All of the entries should be restated word for word, but without their pictures.
====== MATERIAL FOR THIS EXERCISE ======
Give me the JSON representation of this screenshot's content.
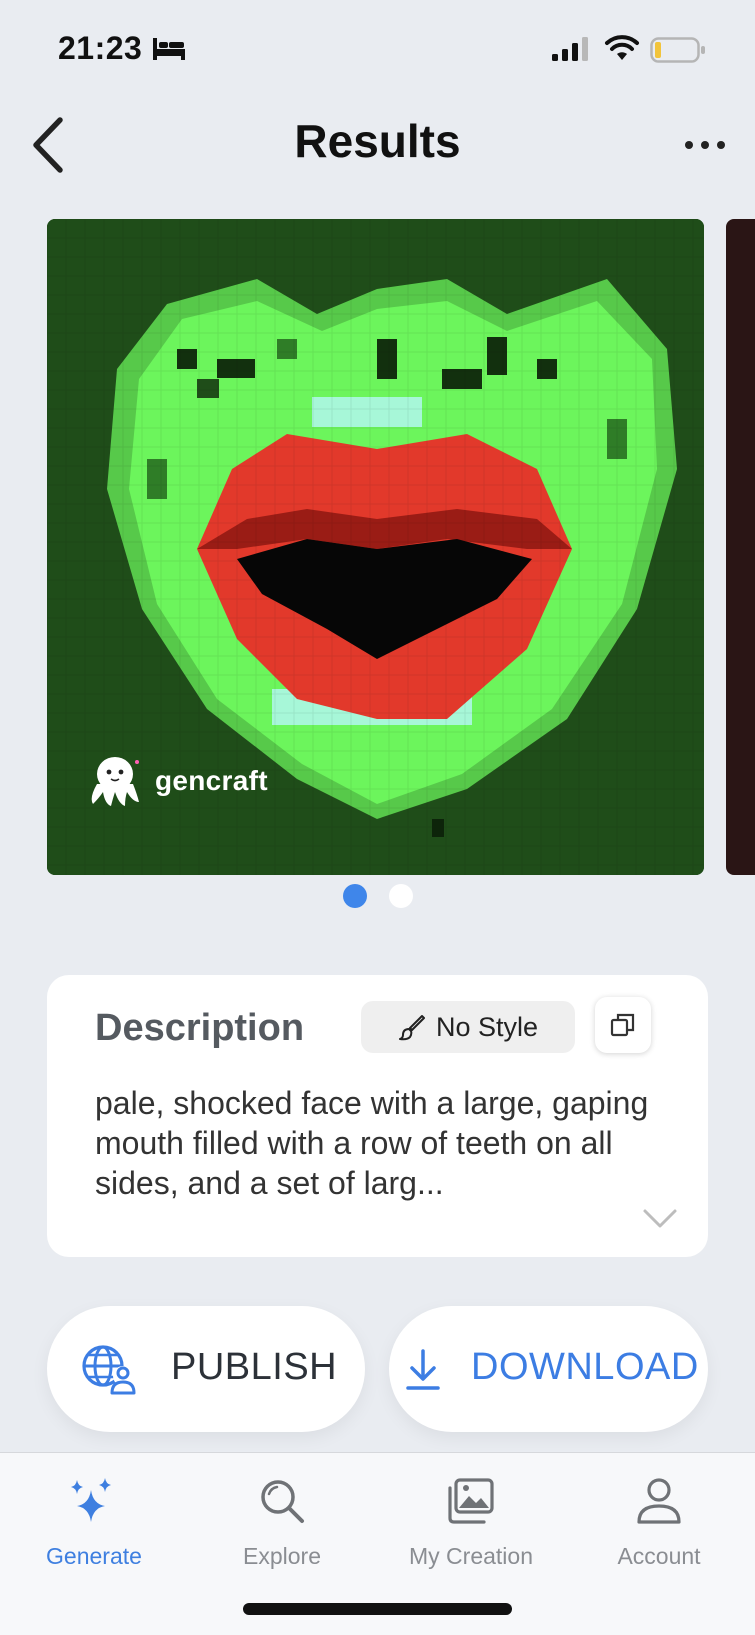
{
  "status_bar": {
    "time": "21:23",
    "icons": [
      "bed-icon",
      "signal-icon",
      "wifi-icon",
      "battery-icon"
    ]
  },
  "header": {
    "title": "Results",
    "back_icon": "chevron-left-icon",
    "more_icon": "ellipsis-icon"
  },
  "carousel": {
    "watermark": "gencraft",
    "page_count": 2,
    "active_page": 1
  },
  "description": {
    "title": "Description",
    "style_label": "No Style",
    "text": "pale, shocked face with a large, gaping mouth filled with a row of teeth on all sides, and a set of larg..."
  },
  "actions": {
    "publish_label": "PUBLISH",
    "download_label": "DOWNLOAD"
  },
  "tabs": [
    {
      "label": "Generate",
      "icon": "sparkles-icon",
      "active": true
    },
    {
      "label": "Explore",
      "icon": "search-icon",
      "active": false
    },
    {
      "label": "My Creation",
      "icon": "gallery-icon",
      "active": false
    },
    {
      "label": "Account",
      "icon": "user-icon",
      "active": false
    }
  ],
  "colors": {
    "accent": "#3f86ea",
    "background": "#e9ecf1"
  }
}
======
*TASK SOLUTION:*
Give me the JSON representation of this screenshot's content.
{
  "status_bar": {
    "time": "21:23",
    "icons": [
      "bed-icon",
      "signal-icon",
      "wifi-icon",
      "battery-icon"
    ]
  },
  "header": {
    "title": "Results",
    "back_icon": "chevron-left-icon",
    "more_icon": "ellipsis-icon"
  },
  "carousel": {
    "watermark": "gencraft",
    "page_count": 2,
    "active_page": 1
  },
  "description": {
    "title": "Description",
    "style_label": "No Style",
    "text": "pale, shocked face with a large, gaping mouth filled with a row of teeth on all sides, and a set of larg..."
  },
  "actions": {
    "publish_label": "PUBLISH",
    "download_label": "DOWNLOAD"
  },
  "tabs": [
    {
      "label": "Generate",
      "icon": "sparkles-icon",
      "active": true
    },
    {
      "label": "Explore",
      "icon": "search-icon",
      "active": false
    },
    {
      "label": "My Creation",
      "icon": "gallery-icon",
      "active": false
    },
    {
      "label": "Account",
      "icon": "user-icon",
      "active": false
    }
  ],
  "colors": {
    "accent": "#3f86ea",
    "background": "#e9ecf1"
  }
}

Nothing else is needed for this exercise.